With these issues in mind, I still hold that an ideal situation would result in the outright removal of guns in private hands. However, this class has made me most aware of the difficulty of finding a solution to gun violence, especially for cases of mass public shootings. Our discussions of the intense polarization between gun control and gun rights advocates were particularly disheartening because this division is a new and unnecessary development, as measures of gun control have historically coexisted with protections of gun rights. This balance is important to remember because the legacy of private gun rights is too deeply entrenched in the American cultural narrative to allow for complete disarmament. For these reasons, the issues surrounding guns in American society are more nuanced than I had originally realized, making the solutions to American gun violence less apparent than a cursory understanding would imply. In the wake of each new mass shooting, there are inevitable proposed solutions to gun violence that materialize online, but they generally gloss over these issues. For example, I scrolled past a video on Facebook a few weeks ago claiming “concerned Australians have a simple solution to American gun violence.” Even from this tagline, I knew the video would don the condescending tone that was consistent with articles we read in class assessing the effectiveness of handgun bans in Australia and Great Britain. This patronizing posturing is more grating than it is useful.
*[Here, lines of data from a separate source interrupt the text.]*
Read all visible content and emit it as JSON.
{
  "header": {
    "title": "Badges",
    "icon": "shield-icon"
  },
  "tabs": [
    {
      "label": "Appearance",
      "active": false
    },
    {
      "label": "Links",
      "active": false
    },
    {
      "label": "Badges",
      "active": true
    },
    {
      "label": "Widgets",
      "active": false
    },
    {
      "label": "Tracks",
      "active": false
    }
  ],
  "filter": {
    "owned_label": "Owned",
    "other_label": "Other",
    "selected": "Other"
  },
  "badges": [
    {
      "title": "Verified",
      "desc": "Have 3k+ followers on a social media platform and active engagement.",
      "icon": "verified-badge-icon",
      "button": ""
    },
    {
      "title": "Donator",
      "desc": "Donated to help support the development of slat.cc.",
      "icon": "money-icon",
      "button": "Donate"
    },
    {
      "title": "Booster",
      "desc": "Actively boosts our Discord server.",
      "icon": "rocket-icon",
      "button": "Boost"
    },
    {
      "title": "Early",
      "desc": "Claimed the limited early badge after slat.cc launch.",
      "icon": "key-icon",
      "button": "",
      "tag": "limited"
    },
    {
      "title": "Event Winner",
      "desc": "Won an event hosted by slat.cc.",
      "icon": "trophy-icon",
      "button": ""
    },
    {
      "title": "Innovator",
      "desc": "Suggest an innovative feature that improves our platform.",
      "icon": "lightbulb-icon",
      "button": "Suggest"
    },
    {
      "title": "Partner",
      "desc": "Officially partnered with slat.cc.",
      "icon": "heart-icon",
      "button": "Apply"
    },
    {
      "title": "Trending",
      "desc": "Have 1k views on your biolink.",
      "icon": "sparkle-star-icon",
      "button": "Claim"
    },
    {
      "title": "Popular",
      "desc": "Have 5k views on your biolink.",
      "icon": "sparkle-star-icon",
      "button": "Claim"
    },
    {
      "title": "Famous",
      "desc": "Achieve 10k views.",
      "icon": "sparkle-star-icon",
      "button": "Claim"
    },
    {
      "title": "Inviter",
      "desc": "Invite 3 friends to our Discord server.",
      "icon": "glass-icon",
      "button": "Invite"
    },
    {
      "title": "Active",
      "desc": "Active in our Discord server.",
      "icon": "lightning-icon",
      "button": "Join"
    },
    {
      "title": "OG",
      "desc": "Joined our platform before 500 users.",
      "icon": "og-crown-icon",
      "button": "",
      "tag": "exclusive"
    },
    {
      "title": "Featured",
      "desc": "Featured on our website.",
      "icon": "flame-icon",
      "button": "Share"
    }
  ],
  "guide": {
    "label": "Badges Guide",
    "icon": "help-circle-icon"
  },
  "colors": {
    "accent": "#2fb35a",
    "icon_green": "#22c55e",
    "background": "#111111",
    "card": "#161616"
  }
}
The issue seems simple: any measure of gun violence is too much, but the political gridlock on this issue prevents the passage of any viable measures to change this phenomenon, making the means of resolution or any moves towards one far more complex. The material I have studied in this class has made me more passionate in my convictions, so I will need to pay particular attention to maintaining sensitivity to the gun rights movement, by paying attention to the legitimacy of their claims.